Your assignment: Would you repeat the whole listing exactly?

::::

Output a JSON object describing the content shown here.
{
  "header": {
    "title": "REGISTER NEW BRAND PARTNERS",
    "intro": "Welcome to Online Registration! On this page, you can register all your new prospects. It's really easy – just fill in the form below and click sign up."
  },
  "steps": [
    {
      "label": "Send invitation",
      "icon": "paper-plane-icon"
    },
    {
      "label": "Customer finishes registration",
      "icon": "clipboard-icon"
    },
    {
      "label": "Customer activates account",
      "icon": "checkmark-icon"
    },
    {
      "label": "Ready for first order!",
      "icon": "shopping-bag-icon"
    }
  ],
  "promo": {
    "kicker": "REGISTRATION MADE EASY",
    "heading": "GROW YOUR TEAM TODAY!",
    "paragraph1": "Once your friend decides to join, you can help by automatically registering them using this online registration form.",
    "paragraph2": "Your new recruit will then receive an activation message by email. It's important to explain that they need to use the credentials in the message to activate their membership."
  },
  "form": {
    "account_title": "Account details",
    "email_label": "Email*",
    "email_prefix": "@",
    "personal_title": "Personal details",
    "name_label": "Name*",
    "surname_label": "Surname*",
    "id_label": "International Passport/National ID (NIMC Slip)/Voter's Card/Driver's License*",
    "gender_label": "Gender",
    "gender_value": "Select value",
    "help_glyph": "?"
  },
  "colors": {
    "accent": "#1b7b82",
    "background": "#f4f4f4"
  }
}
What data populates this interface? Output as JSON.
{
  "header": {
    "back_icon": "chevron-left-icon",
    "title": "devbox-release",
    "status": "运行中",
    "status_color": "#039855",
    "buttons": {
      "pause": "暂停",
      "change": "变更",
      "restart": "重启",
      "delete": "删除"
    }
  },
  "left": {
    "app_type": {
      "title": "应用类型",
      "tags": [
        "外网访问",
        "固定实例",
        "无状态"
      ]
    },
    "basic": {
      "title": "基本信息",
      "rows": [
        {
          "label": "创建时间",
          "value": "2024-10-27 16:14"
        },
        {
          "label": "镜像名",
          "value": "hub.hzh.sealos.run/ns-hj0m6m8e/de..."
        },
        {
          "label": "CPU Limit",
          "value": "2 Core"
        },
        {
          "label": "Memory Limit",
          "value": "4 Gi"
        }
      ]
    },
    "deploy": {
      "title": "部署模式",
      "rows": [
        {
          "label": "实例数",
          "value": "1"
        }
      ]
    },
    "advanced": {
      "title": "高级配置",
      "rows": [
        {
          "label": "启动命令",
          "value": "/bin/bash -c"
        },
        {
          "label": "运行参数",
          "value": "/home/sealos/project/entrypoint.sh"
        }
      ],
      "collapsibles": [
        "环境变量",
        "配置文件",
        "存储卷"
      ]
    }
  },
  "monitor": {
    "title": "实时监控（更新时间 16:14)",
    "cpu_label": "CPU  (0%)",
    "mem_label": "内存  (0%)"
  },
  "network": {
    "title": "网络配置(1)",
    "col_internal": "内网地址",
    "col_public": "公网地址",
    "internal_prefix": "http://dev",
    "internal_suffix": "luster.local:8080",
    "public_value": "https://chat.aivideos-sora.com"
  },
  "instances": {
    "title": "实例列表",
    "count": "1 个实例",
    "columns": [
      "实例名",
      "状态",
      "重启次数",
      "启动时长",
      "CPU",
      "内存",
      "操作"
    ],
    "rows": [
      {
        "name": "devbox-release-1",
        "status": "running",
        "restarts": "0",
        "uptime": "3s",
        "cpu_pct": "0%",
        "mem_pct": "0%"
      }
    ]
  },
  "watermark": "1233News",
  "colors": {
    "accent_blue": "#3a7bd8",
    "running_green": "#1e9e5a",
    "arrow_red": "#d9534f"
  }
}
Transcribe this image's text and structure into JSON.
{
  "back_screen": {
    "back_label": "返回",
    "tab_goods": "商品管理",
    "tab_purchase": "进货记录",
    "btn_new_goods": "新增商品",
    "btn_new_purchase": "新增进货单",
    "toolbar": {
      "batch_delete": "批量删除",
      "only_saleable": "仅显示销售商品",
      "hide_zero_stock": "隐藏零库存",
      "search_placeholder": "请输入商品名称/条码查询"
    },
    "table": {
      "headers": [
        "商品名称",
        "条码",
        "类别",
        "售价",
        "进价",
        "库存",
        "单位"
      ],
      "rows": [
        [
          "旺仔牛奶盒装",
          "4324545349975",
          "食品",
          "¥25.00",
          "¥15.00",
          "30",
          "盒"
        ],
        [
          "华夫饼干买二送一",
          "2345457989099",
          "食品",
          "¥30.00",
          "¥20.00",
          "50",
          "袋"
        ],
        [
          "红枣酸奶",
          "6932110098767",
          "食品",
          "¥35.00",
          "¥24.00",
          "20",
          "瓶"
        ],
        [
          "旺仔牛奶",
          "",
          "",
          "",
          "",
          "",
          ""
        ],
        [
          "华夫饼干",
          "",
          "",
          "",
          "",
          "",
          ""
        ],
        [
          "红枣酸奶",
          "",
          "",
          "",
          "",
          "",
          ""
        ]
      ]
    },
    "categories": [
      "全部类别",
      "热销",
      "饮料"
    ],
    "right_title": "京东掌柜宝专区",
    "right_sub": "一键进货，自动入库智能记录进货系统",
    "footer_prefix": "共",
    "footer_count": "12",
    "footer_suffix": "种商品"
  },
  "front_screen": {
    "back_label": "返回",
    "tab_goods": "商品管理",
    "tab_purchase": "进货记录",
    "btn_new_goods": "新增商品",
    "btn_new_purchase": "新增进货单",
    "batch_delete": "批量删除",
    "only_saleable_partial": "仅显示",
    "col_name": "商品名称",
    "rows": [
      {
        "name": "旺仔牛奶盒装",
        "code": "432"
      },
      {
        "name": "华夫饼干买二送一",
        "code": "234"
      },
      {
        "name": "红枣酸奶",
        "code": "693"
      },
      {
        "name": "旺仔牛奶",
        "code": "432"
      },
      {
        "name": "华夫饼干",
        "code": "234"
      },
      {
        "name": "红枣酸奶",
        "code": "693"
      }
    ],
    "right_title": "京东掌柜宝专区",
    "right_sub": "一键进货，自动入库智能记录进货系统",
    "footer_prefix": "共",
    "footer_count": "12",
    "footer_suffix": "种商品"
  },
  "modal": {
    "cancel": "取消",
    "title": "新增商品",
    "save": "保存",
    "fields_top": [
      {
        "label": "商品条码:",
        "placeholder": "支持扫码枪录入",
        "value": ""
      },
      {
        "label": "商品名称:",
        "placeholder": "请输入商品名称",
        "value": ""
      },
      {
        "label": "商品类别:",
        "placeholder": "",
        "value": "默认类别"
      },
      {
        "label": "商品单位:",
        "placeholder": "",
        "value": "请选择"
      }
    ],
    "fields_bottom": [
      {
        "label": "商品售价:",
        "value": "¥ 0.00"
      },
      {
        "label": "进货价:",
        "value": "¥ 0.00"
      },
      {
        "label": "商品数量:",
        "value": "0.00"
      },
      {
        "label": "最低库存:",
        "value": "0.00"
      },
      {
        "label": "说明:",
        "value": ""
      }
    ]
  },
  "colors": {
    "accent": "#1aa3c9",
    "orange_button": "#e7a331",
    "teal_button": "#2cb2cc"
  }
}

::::

Written solution:
Output a JSON object describing the content shown here.
{
  "header": {
    "title": "REGISTER NEW BRAND PARTNERS",
    "intro": "Welcome to Online Registration! On this page, you can register all your new prospects. It's really easy – just fill in the form below and click sign up."
  },
  "steps": [
    {
      "label": "Send invitation",
      "icon": "paper-plane-icon"
    },
    {
      "label": "Customer finishes registration",
      "icon": "clipboard-icon"
    },
    {
      "label": "Customer activates account",
      "icon": "checkmark-icon"
    },
    {
      "label": "Ready for first order!",
      "icon": "shopping-bag-icon"
    }
  ],
  "promo": {
    "kicker": "REGISTRATION MADE EASY",
    "heading": "GROW YOUR TEAM TODAY!",
    "paragraph1": "Once your friend decides to join, you can help by automatically registering them using this online registration form.",
    "paragraph2": "Your new recruit will then receive an activation message by email. It's important to explain that they need to use the credentials in the message to activate their membership."
  },
  "form": {
    "account_title": "Account details",
    "email_label": "Email*",
    "email_prefix": "@",
    "personal_title": "Personal details",
    "name_label": "Name*",
    "surname_label": "Surname*",
    "id_label": "International Passport/National ID (NIMC Slip)/Voter's Card/Driver's License*",
    "gender_label": "Gender",
    "gender_value": "Select value",
    "help_glyph": "?"
  },
  "colors": {
    "accent": "#1b7b82",
    "background": "#f4f4f4"
  }
}
What data populates this interface? Output as JSON.
{
  "header": {
    "back_icon": "chevron-left-icon",
    "title": "devbox-release",
    "status": "运行中",
    "status_color": "#039855",
    "buttons": {
      "pause": "暂停",
      "change": "变更",
      "restart": "重启",
      "delete": "删除"
    }
  },
  "left": {
    "app_type": {
      "title": "应用类型",
      "tags": [
        "外网访问",
        "固定实例",
        "无状态"
      ]
    },
    "basic": {
      "title": "基本信息",
      "rows": [
        {
          "label": "创建时间",
          "value": "2024-10-27 16:14"
        },
        {
          "label": "镜像名",
          "value": "hub.hzh.sealos.run/ns-hj0m6m8e/de..."
        },
        {
          "label": "CPU Limit",
          "value": "2 Core"
        },
        {
          "label": "Memory Limit",
          "value": "4 Gi"
        }
      ]
    },
    "deploy": {
      "title": "部署模式",
      "rows": [
        {
          "label": "实例数",
          "value": "1"
        }
      ]
    },
    "advanced": {
      "title": "高级配置",
      "rows": [
        {
          "label": "启动命令",
          "value": "/bin/bash -c"
        },
        {
          "label": "运行参数",
          "value": "/home/sealos/project/entrypoint.sh"
        }
      ],
      "collapsibles": [
        "环境变量",
        "配置文件",
        "存储卷"
      ]
    }
  },
  "monitor": {
    "title": "实时监控（更新时间 16:14)",
    "cpu_label": "CPU  (0%)",
    "mem_label": "内存  (0%)"
  },
  "network": {
    "title": "网络配置(1)",
    "col_internal": "内网地址",
    "col_public": "公网地址",
    "internal_prefix": "http://dev",
    "internal_suffix": "luster.local:8080",
    "public_value": "https://chat.aivideos-sora.com"
  },
  "instances": {
    "title": "实例列表",
    "count": "1 个实例",
    "columns": [
      "实例名",
      "状态",
      "重启次数",
      "启动时长",
      "CPU",
      "内存",
      "操作"
    ],
    "rows": [
      {
        "name": "devbox-release-1",
        "status": "running",
        "restarts": "0",
        "uptime": "3s",
        "cpu_pct": "0%",
        "mem_pct": "0%"
      }
    ]
  },
  "watermark": "1233News",
  "colors": {
    "accent_blue": "#3a7bd8",
    "running_green": "#1e9e5a",
    "arrow_red": "#d9534f"
  }
}
Transcribe this image's text and structure into JSON.
{
  "back_screen": {
    "back_label": "返回",
    "tab_goods": "商品管理",
    "tab_purchase": "进货记录",
    "btn_new_goods": "新增商品",
    "btn_new_purchase": "新增进货单",
    "toolbar": {
      "batch_delete": "批量删除",
      "only_saleable": "仅显示销售商品",
      "hide_zero_stock": "隐藏零库存",
      "search_placeholder": "请输入商品名称/条码查询"
    },
    "table": {
      "headers": [
        "商品名称",
        "条码",
        "类别",
        "售价",
        "进价",
        "库存",
        "单位"
      ],
      "rows": [
        [
          "旺仔牛奶盒装",
          "4324545349975",
          "食品",
          "¥25.00",
          "¥15.00",
          "30",
          "盒"
        ],
        [
          "华夫饼干买二送一",
          "2345457989099",
          "食品",
          "¥30.00",
          "¥20.00",
          "50",
          "袋"
        ],
        [
          "红枣酸奶",
          "6932110098767",
          "食品",
          "¥35.00",
          "¥24.00",
          "20",
          "瓶"
        ],
        [
          "旺仔牛奶",
          "",
          "",
          "",
          "",
          "",
          ""
        ],
        [
          "华夫饼干",
          "",
          "",
          "",
          "",
          "",
          ""
        ],
        [
          "红枣酸奶",
          "",
          "",
          "",
          "",
          "",
          ""
        ]
      ]
    },
    "categories": [
      "全部类别",
      "热销",
      "饮料"
    ],
    "right_title": "京东掌柜宝专区",
    "right_sub": "一键进货，自动入库智能记录进货系统",
    "footer_prefix": "共",
    "footer_count": "12",
    "footer_suffix": "种商品"
  },
  "front_screen": {
    "back_label": "返回",
    "tab_goods": "商品管理",
    "tab_purchase": "进货记录",
    "btn_new_goods": "新增商品",
    "btn_new_purchase": "新增进货单",
    "batch_delete": "批量删除",
    "only_saleable_partial": "仅显示",
    "col_name": "商品名称",
    "rows": [
      {
        "name": "旺仔牛奶盒装",
        "code": "432"
      },
      {
        "name": "华夫饼干买二送一",
        "code": "234"
      },
      {
        "name": "红枣酸奶",
        "code": "693"
      },
      {
        "name": "旺仔牛奶",
        "code": "432"
      },
      {
        "name": "华夫饼干",
        "code": "234"
      },
      {
        "name": "红枣酸奶",
        "code": "693"
      }
    ],
    "right_title": "京东掌柜宝专区",
    "right_sub": "一键进货，自动入库智能记录进货系统",
    "footer_prefix": "共",
    "footer_count": "12",
    "footer_suffix": "种商品"
  },
  "modal": {
    "cancel": "取消",
    "title": "新增商品",
    "save": "保存",
    "fields_top": [
      {
        "label": "商品条码:",
        "placeholder": "支持扫码枪录入",
        "value": ""
      },
      {
        "label": "商品名称:",
        "placeholder": "请输入商品名称",
        "value": ""
      },
      {
        "label": "商品类别:",
        "placeholder": "",
        "value": "默认类别"
      },
      {
        "label": "商品单位:",
        "placeholder": "",
        "value": "请选择"
      }
    ],
    "fields_bottom": [
      {
        "label": "商品售价:",
        "value": "¥ 0.00"
      },
      {
        "label": "进货价:",
        "value": "¥ 0.00"
      },
      {
        "label": "商品数量:",
        "value": "0.00"
      },
      {
        "label": "最低库存:",
        "value": "0.00"
      },
      {
        "label": "说明:",
        "value": ""
      }
    ]
  },
  "colors": {
    "accent": "#1aa3c9",
    "orange_button": "#e7a331",
    "teal_button": "#2cb2cc"
  }
}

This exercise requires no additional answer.